Although Confirmation is sometimes called the “sacrament of Christian maturity,” we must not confuse adult faith with the adult age of natural growth, nor forget that the baptismal grace is a grace of free, unmerited election and does not need “ratification” to become effective.
This is only underscored by the Eastern Church’s practice of infant confirmation and the fact that the our Church makes similar provisions for infants near death. Indeed, a priest friend of mine was confirmed shortly after birth since his survival was uncertain. Certainly no one would question the validity of his confirmation?
I sympathize with catechists and youth ministers seeking to engage youth in today’s culture. But if we are having a hard time keeping youths in our programs — and I don’t think there is any question that we are — then that is a separate issue from when to administer the Sacrament of Confirmation. Using Confirmation to artificially boost youth participation may make us feel better in the short term, but I don’t think we will see any long-term benefits.
Tomorrow: the theological reason and the heart of the matter!
Last week I made an unusual request of my pastor.

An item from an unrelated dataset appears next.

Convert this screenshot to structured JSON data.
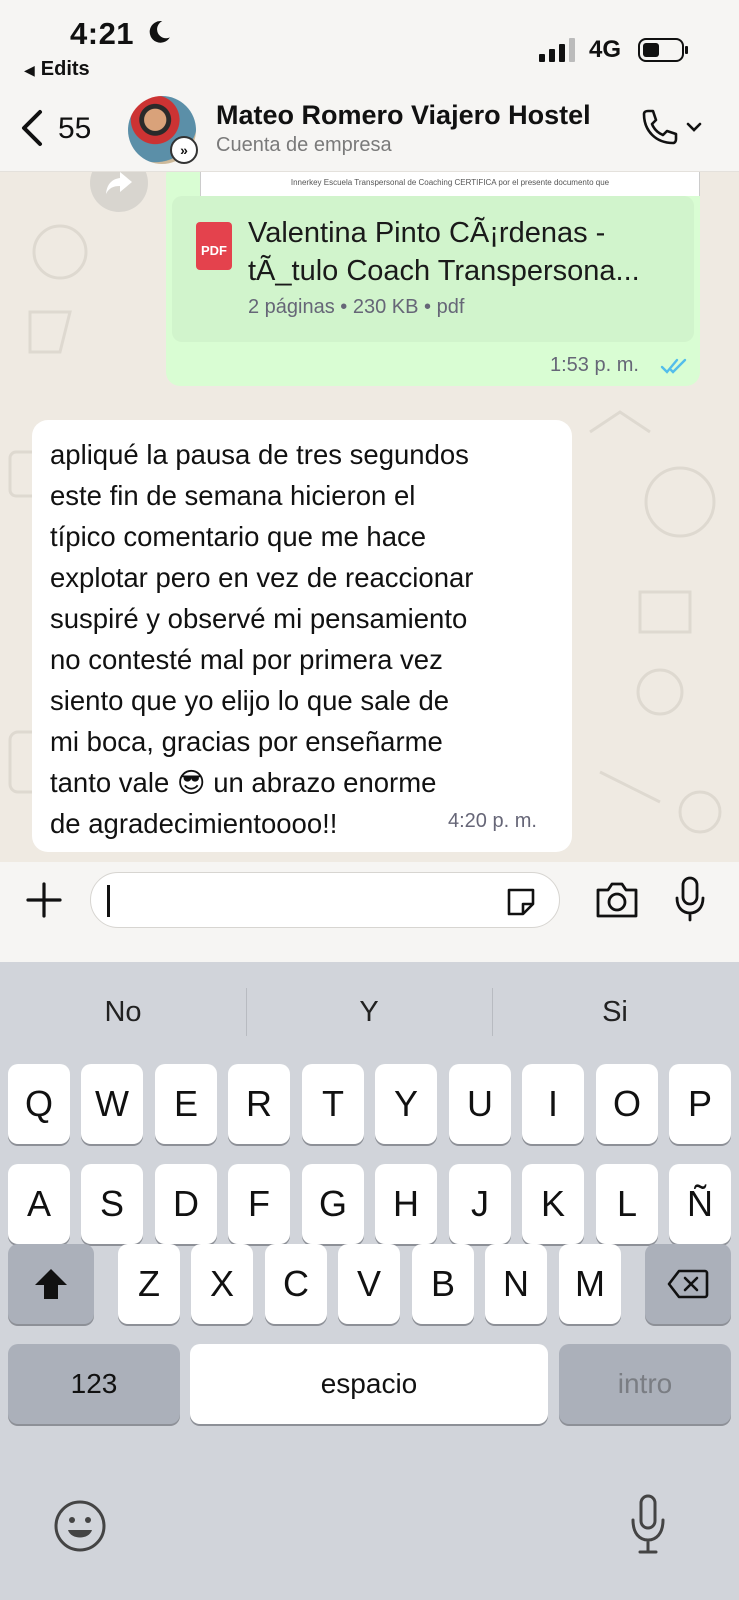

Our second child will be preparing to receive First Communion next year, and I asked our pastor if he (and the bishop) would be open to having him Confirmed first.*
The order of the Sacraments of Initiation for children in parishes is a hot topic in catechetical circles. As you may know, the “correct” order is Baptism-Confirmation-Eucharist. For a variety of historical and pastoral reasons, in the United States we typically Baptize children as infants, give them First Communion, and only later confirm them as teens. Some dioceses have begun to revert to the more traditional sequence. I don’t pretend to know all the arguments for and against “restored order,” but as I’ve reflected on it I’ve come up with several reasons why I think it’s a good idea.
One reason, ironically, has come from our bishop. Since his installation nearly a year ago, the bishop has been speaking regularly about the call to holiness and the struggle against sin and temptation. This is an important message, and he has encouraged a variety of practices designed to call people to repentance, to strengthen is against evil, and lead more holy lives, even going so far as to authorize parishes to recite the Prayer to St. Michael after Mass on Sundays.
But if sanctification is of such importance, why do we deny the grace to this sacrament to young people just at the moment in their lives when they need it the most? We have all heard it said that being a teenager today is harder than in the past. If we truly believe in the efficacy of Confirmation — if we really believe that it seals us in the Holy Spirit — why would we seek to push back the time when teens can make use of those gifts?
That’s one of the reasons I’ve asked my pastor to consider this request. I’ll share two more reasons over the next couple days. If you have experience with restored order, or have thoughts on this reason, I’d love to hear about them in the comments.
* For those interested, my pastor said he would talk over my request with the bishop and get back to me in a few months — which is exactly what I hoped and expected.